---- LISTED ENTRIES
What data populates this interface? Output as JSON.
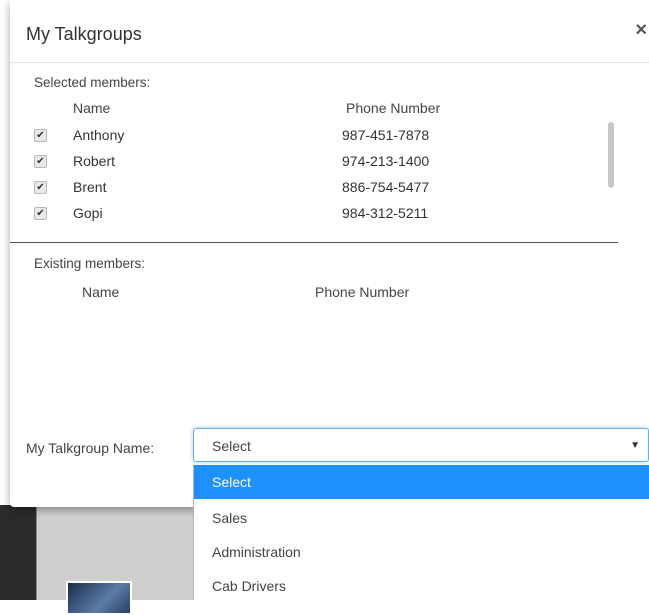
{
  "modal": {
    "title": "My Talkgroups",
    "close_label": "×"
  },
  "selected": {
    "label": "Selected members:",
    "col_name": "Name",
    "col_phone": "Phone Number",
    "rows": [
      {
        "name": "Anthony",
        "phone": "987-451-7878",
        "checked": true
      },
      {
        "name": "Robert",
        "phone": "974-213-1400",
        "checked": true
      },
      {
        "name": "Brent",
        "phone": "886-754-5477",
        "checked": true
      },
      {
        "name": "Gopi",
        "phone": "984-312-5211",
        "checked": true
      }
    ]
  },
  "existing": {
    "label": "Existing members:",
    "col_name": "Name",
    "col_phone": "Phone Number"
  },
  "talkgroup": {
    "label": "My Talkgroup Name:",
    "value": "Select",
    "arrow": "▼",
    "options": [
      "Select",
      "Sales",
      "Administration",
      "Cab Drivers"
    ],
    "highlighted_index": 0
  },
  "colors": {
    "highlight": "#1e90ff",
    "focus_border": "#66afe9"
  }
}
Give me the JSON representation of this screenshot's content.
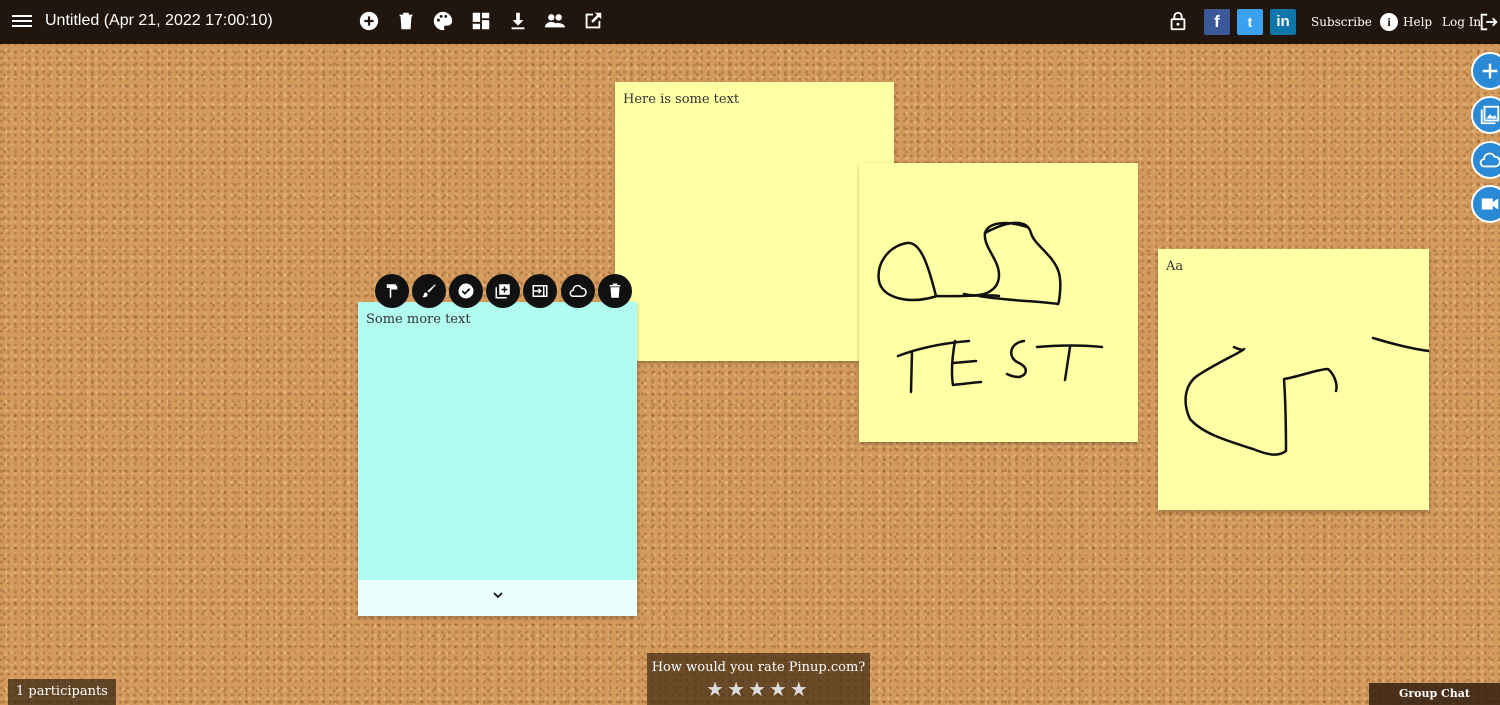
{
  "header": {
    "title": "Untitled (Apr 21, 2022 17:00:10)",
    "toolbar_icons": [
      "add-circle-icon",
      "trash-icon",
      "palette-icon",
      "layout-icon",
      "download-icon",
      "people-icon",
      "external-edit-icon"
    ],
    "lock_icon": "lock-icon",
    "social": {
      "facebook": "f",
      "twitter": "t",
      "linkedin": "in"
    },
    "subscribe": "Subscribe",
    "help_symbol": "i",
    "help": "Help",
    "login": "Log In"
  },
  "side_buttons": [
    "plus-icon",
    "image-icon",
    "cloud-icon",
    "video-icon"
  ],
  "notes": [
    {
      "text": "Here is some text",
      "color": "#ffffa6"
    },
    {
      "text": "",
      "color": "#ffffa6",
      "drawing": "TEST"
    },
    {
      "text": "Aa",
      "color": "#ffffa6"
    },
    {
      "text": "Some more text",
      "color": "#b1fbf1"
    }
  ],
  "note_toolbar": [
    "format-paint-icon",
    "brush-icon",
    "check-icon",
    "duplicate-icon",
    "move-to-icon",
    "cloud-icon",
    "delete-icon"
  ],
  "footer": {
    "participants": "1 participants",
    "rating_question": "How would you rate Pinup.com?",
    "stars": "★★★★★",
    "group_chat": "Group Chat"
  },
  "colors": {
    "topbar": "#20160d",
    "accent": "#2a8ad6",
    "cork": "#d39a5c"
  }
}
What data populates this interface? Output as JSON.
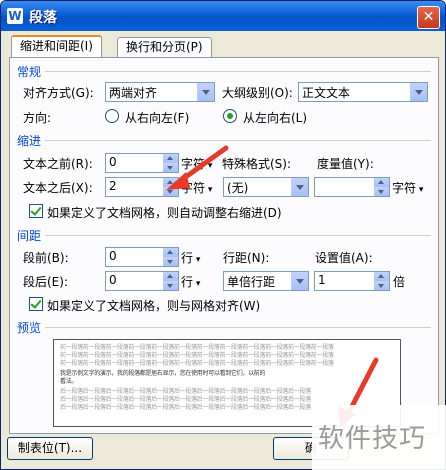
{
  "window": {
    "title": "段落",
    "app_icon": "W",
    "close_label": "✕"
  },
  "tabs": [
    {
      "label": "缩进和间距(I)",
      "active": true
    },
    {
      "label": "换行和分页(P)",
      "active": false
    }
  ],
  "general": {
    "section_label": "常规",
    "alignment_label": "对齐方式(G):",
    "alignment_value": "两端对齐",
    "outline_label": "大纲级别(O):",
    "outline_value": "正文文本",
    "direction_label": "方向:",
    "rtl_label": "从右向左(F)",
    "ltr_label": "从左向右(L)",
    "direction_selected": "ltr"
  },
  "indent": {
    "section_label": "缩进",
    "before_label": "文本之前(R):",
    "before_value": "0",
    "before_unit": "字符",
    "after_label": "文本之后(X):",
    "after_value": "2",
    "after_unit": "字符",
    "special_label": "特殊格式(S):",
    "special_value": "(无)",
    "measure_label": "度量值(Y):",
    "measure_value": "",
    "measure_unit": "字符",
    "grid_check_label": "如果定义了文档网格，则自动调整右缩进(D)",
    "grid_checked": true
  },
  "spacing": {
    "section_label": "间距",
    "before_label": "段前(B):",
    "before_value": "0",
    "before_unit": "行",
    "after_label": "段后(E):",
    "after_value": "0",
    "after_unit": "行",
    "line_label": "行距(N):",
    "line_value": "单倍行距",
    "setting_label": "设置值(A):",
    "setting_value": "1",
    "setting_unit": "倍",
    "grid_check_label": "如果定义了文档网格，则与网格对齐(W)",
    "grid_checked": true
  },
  "preview": {
    "section_label": "预览",
    "prev_line": "前一段落前一段落前一段落前一段落前一段落前一段落前一段落前一段落前一段落前一段落前一段落前一段落",
    "sample_line_1": "我是示例文字的演示，我的段落都是居右显示，您在使用时可以看到它们，以前的",
    "sample_line_2": "看法。",
    "next_line": "后一段落后一段落后一段落后一段落后一段落后一段落后一段落后一段落后一段落后一段落后一段落"
  },
  "buttons": {
    "tabs_label": "制表位(T)...",
    "ok_label": "确"
  },
  "watermark": {
    "text": "软件技巧"
  },
  "colors": {
    "accent": "#0046d5",
    "titlebar": "#0a5fd6",
    "annotation_arrow": "#e8392b"
  }
}
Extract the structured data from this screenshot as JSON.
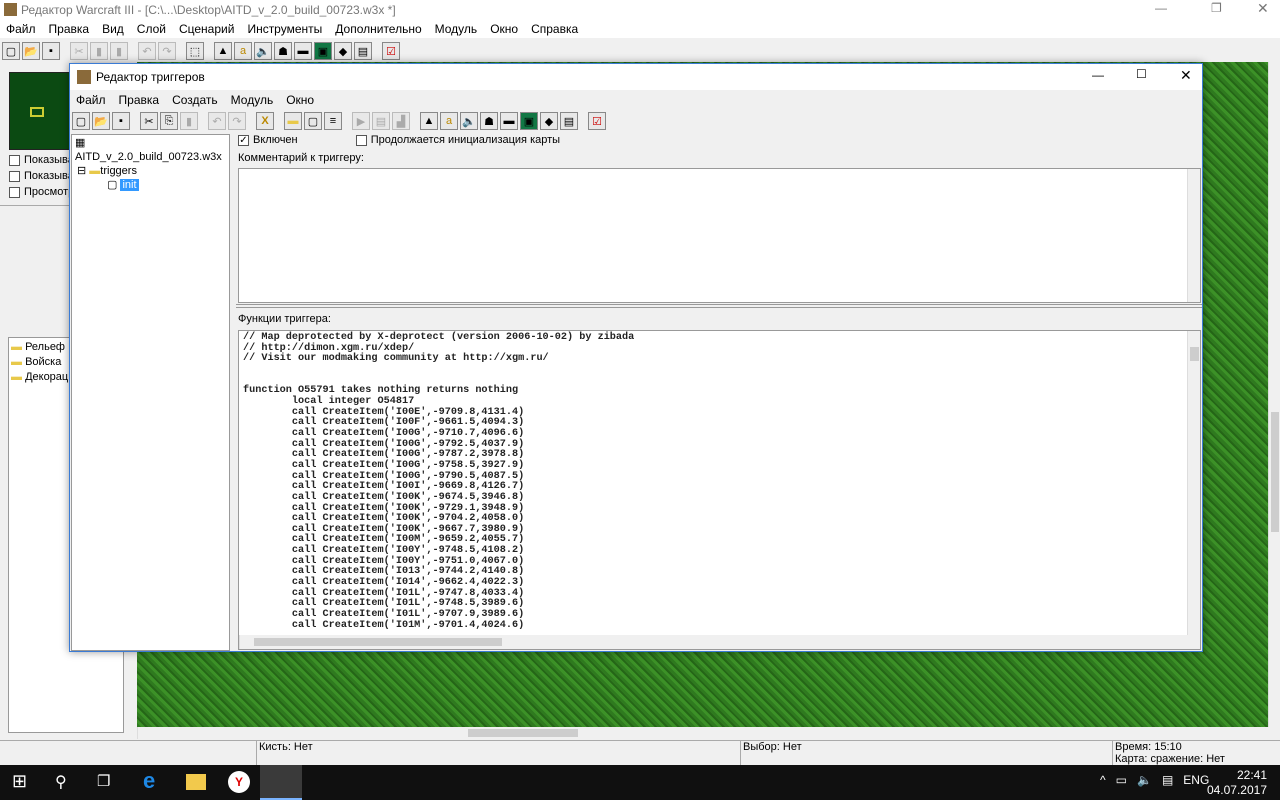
{
  "main_window": {
    "title": "Редактор Warcraft III  - [C:\\...\\Desktop\\AITD_v_2.0_build_00723.w3x *]",
    "menu": [
      "Файл",
      "Правка",
      "Вид",
      "Слой",
      "Сценарий",
      "Инструменты",
      "Дополнительно",
      "Модуль",
      "Окно",
      "Справка"
    ]
  },
  "left_panel": {
    "checkboxes": [
      "Показыва",
      "Показыва",
      "Просмотр"
    ],
    "palette": [
      "Рельеф",
      "Войска",
      "Декорац"
    ]
  },
  "trigger_editor": {
    "title": "Редактор триггеров",
    "menu": [
      "Файл",
      "Правка",
      "Создать",
      "Модуль",
      "Окно"
    ],
    "tree": {
      "root": "AITD_v_2.0_build_00723.w3x",
      "folder": "triggers",
      "item": "init"
    },
    "enabled_label": "Включен",
    "enabled": true,
    "init_label": "Продолжается инициализация карты",
    "init": false,
    "comment_label": "Комментарий к триггеру:",
    "comment": "",
    "functions_label": "Функции триггера:",
    "code": "// Map deprotected by X-deprotect (version 2006-10-02) by zibada\n// http://dimon.xgm.ru/xdep/\n// Visit our modmaking community at http://xgm.ru/\n\n\nfunction O55791 takes nothing returns nothing\n        local integer O54817\n        call CreateItem('I00E',-9709.8,4131.4)\n        call CreateItem('I00F',-9661.5,4094.3)\n        call CreateItem('I00G',-9710.7,4096.6)\n        call CreateItem('I00G',-9792.5,4037.9)\n        call CreateItem('I00G',-9787.2,3978.8)\n        call CreateItem('I00G',-9758.5,3927.9)\n        call CreateItem('I00G',-9790.5,4087.5)\n        call CreateItem('I00I',-9669.8,4126.7)\n        call CreateItem('I00K',-9674.5,3946.8)\n        call CreateItem('I00K',-9729.1,3948.9)\n        call CreateItem('I00K',-9704.2,4058.0)\n        call CreateItem('I00K',-9667.7,3980.9)\n        call CreateItem('I00M',-9659.2,4055.7)\n        call CreateItem('I00Y',-9748.5,4108.2)\n        call CreateItem('I00Y',-9751.0,4067.0)\n        call CreateItem('I013',-9744.2,4140.8)\n        call CreateItem('I014',-9662.4,4022.3)\n        call CreateItem('I01L',-9747.8,4033.4)\n        call CreateItem('I01L',-9748.5,3989.6)\n        call CreateItem('I01L',-9707.9,3989.6)\n        call CreateItem('I01M',-9701.4,4024.6)"
  },
  "status": {
    "brush": "Кисть: Нет",
    "selection": "Выбор: Нет",
    "time": "Время: 15:10",
    "map": "Карта: сражение: Нет"
  },
  "taskbar": {
    "lang": "ENG",
    "time": "22:41",
    "date": "04.07.2017"
  }
}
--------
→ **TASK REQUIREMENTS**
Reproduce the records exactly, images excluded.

→ **SOLUTION FOR THIS PROBLEM**
What data populates this interface? Output as JSON.
{
  "modal": {
    "title": "My Talkgroups",
    "close_label": "×"
  },
  "selected": {
    "label": "Selected members:",
    "col_name": "Name",
    "col_phone": "Phone Number",
    "rows": [
      {
        "name": "Anthony",
        "phone": "987-451-7878",
        "checked": true
      },
      {
        "name": "Robert",
        "phone": "974-213-1400",
        "checked": true
      },
      {
        "name": "Brent",
        "phone": "886-754-5477",
        "checked": true
      },
      {
        "name": "Gopi",
        "phone": "984-312-5211",
        "checked": true
      }
    ]
  },
  "existing": {
    "label": "Existing members:",
    "col_name": "Name",
    "col_phone": "Phone Number"
  },
  "talkgroup": {
    "label": "My Talkgroup Name:",
    "value": "Select",
    "arrow": "▼",
    "options": [
      "Select",
      "Sales",
      "Administration",
      "Cab Drivers"
    ],
    "highlighted_index": 0
  },
  "colors": {
    "highlight": "#1e90ff",
    "focus_border": "#66afe9"
  }
}
Give me the JSON representation of this screenshot's content.
{
  "header": {
    "title": "Untitled (Apr 21, 2022 17:00:10)",
    "toolbar_icons": [
      "add-circle-icon",
      "trash-icon",
      "palette-icon",
      "layout-icon",
      "download-icon",
      "people-icon",
      "external-edit-icon"
    ],
    "lock_icon": "lock-icon",
    "social": {
      "facebook": "f",
      "twitter": "t",
      "linkedin": "in"
    },
    "subscribe": "Subscribe",
    "help_symbol": "i",
    "help": "Help",
    "login": "Log In"
  },
  "side_buttons": [
    "plus-icon",
    "image-icon",
    "cloud-icon",
    "video-icon"
  ],
  "notes": [
    {
      "text": "Here is some text",
      "color": "#ffffa6"
    },
    {
      "text": "",
      "color": "#ffffa6",
      "drawing": "TEST"
    },
    {
      "text": "Aa",
      "color": "#ffffa6"
    },
    {
      "text": "Some more text",
      "color": "#b1fbf1"
    }
  ],
  "note_toolbar": [
    "format-paint-icon",
    "brush-icon",
    "check-icon",
    "duplicate-icon",
    "move-to-icon",
    "cloud-icon",
    "delete-icon"
  ],
  "footer": {
    "participants": "1 participants",
    "rating_question": "How would you rate Pinup.com?",
    "stars": "★★★★★",
    "group_chat": "Group Chat"
  },
  "colors": {
    "topbar": "#20160d",
    "accent": "#2a8ad6",
    "cork": "#d39a5c"
  }
}
What data populates this interface? Output as JSON.
{
  "window": {
    "title": "段落",
    "app_icon": "W",
    "close_label": "✕"
  },
  "tabs": [
    {
      "label": "缩进和间距(I)",
      "active": true
    },
    {
      "label": "换行和分页(P)",
      "active": false
    }
  ],
  "general": {
    "section_label": "常规",
    "alignment_label": "对齐方式(G):",
    "alignment_value": "两端对齐",
    "outline_label": "大纲级别(O):",
    "outline_value": "正文文本",
    "direction_label": "方向:",
    "rtl_label": "从右向左(F)",
    "ltr_label": "从左向右(L)",
    "direction_selected": "ltr"
  },
  "indent": {
    "section_label": "缩进",
    "before_label": "文本之前(R):",
    "before_value": "0",
    "before_unit": "字符",
    "after_label": "文本之后(X):",
    "after_value": "2",
    "after_unit": "字符",
    "special_label": "特殊格式(S):",
    "special_value": "(无)",
    "measure_label": "度量值(Y):",
    "measure_value": "",
    "measure_unit": "字符",
    "grid_check_label": "如果定义了文档网格，则自动调整右缩进(D)",
    "grid_checked": true
  },
  "spacing": {
    "section_label": "间距",
    "before_label": "段前(B):",
    "before_value": "0",
    "before_unit": "行",
    "after_label": "段后(E):",
    "after_value": "0",
    "after_unit": "行",
    "line_label": "行距(N):",
    "line_value": "单倍行距",
    "setting_label": "设置值(A):",
    "setting_value": "1",
    "setting_unit": "倍",
    "grid_check_label": "如果定义了文档网格，则与网格对齐(W)",
    "grid_checked": true
  },
  "preview": {
    "section_label": "预览",
    "prev_line": "前一段落前一段落前一段落前一段落前一段落前一段落前一段落前一段落前一段落前一段落前一段落前一段落",
    "sample_line_1": "我是示例文字的演示，我的段落都是居右显示，您在使用时可以看到它们，以前的",
    "sample_line_2": "看法。",
    "next_line": "后一段落后一段落后一段落后一段落后一段落后一段落后一段落后一段落后一段落后一段落后一段落"
  },
  "buttons": {
    "tabs_label": "制表位(T)...",
    "ok_label": "确"
  },
  "watermark": {
    "text": "软件技巧"
  },
  "colors": {
    "accent": "#0046d5",
    "titlebar": "#0a5fd6",
    "annotation_arrow": "#e8392b"
  }
}
Extract the structured data from this screenshot as JSON.
{
  "main_window": {
    "title": "Редактор Warcraft III  - [C:\\...\\Desktop\\AITD_v_2.0_build_00723.w3x *]",
    "menu": [
      "Файл",
      "Правка",
      "Вид",
      "Слой",
      "Сценарий",
      "Инструменты",
      "Дополнительно",
      "Модуль",
      "Окно",
      "Справка"
    ]
  },
  "left_panel": {
    "checkboxes": [
      "Показыва",
      "Показыва",
      "Просмотр"
    ],
    "palette": [
      "Рельеф",
      "Войска",
      "Декорац"
    ]
  },
  "trigger_editor": {
    "title": "Редактор триггеров",
    "menu": [
      "Файл",
      "Правка",
      "Создать",
      "Модуль",
      "Окно"
    ],
    "tree": {
      "root": "AITD_v_2.0_build_00723.w3x",
      "folder": "triggers",
      "item": "init"
    },
    "enabled_label": "Включен",
    "enabled": true,
    "init_label": "Продолжается инициализация карты",
    "init": false,
    "comment_label": "Комментарий к триггеру:",
    "comment": "",
    "functions_label": "Функции триггера:",
    "code": "// Map deprotected by X-deprotect (version 2006-10-02) by zibada\n// http://dimon.xgm.ru/xdep/\n// Visit our modmaking community at http://xgm.ru/\n\n\nfunction O55791 takes nothing returns nothing\n        local integer O54817\n        call CreateItem('I00E',-9709.8,4131.4)\n        call CreateItem('I00F',-9661.5,4094.3)\n        call CreateItem('I00G',-9710.7,4096.6)\n        call CreateItem('I00G',-9792.5,4037.9)\n        call CreateItem('I00G',-9787.2,3978.8)\n        call CreateItem('I00G',-9758.5,3927.9)\n        call CreateItem('I00G',-9790.5,4087.5)\n        call CreateItem('I00I',-9669.8,4126.7)\n        call CreateItem('I00K',-9674.5,3946.8)\n        call CreateItem('I00K',-9729.1,3948.9)\n        call CreateItem('I00K',-9704.2,4058.0)\n        call CreateItem('I00K',-9667.7,3980.9)\n        call CreateItem('I00M',-9659.2,4055.7)\n        call CreateItem('I00Y',-9748.5,4108.2)\n        call CreateItem('I00Y',-9751.0,4067.0)\n        call CreateItem('I013',-9744.2,4140.8)\n        call CreateItem('I014',-9662.4,4022.3)\n        call CreateItem('I01L',-9747.8,4033.4)\n        call CreateItem('I01L',-9748.5,3989.6)\n        call CreateItem('I01L',-9707.9,3989.6)\n        call CreateItem('I01M',-9701.4,4024.6)"
  },
  "status": {
    "brush": "Кисть: Нет",
    "selection": "Выбор: Нет",
    "time": "Время: 15:10",
    "map": "Карта: сражение: Нет"
  },
  "taskbar": {
    "lang": "ENG",
    "time": "22:41",
    "date": "04.07.2017"
  }
}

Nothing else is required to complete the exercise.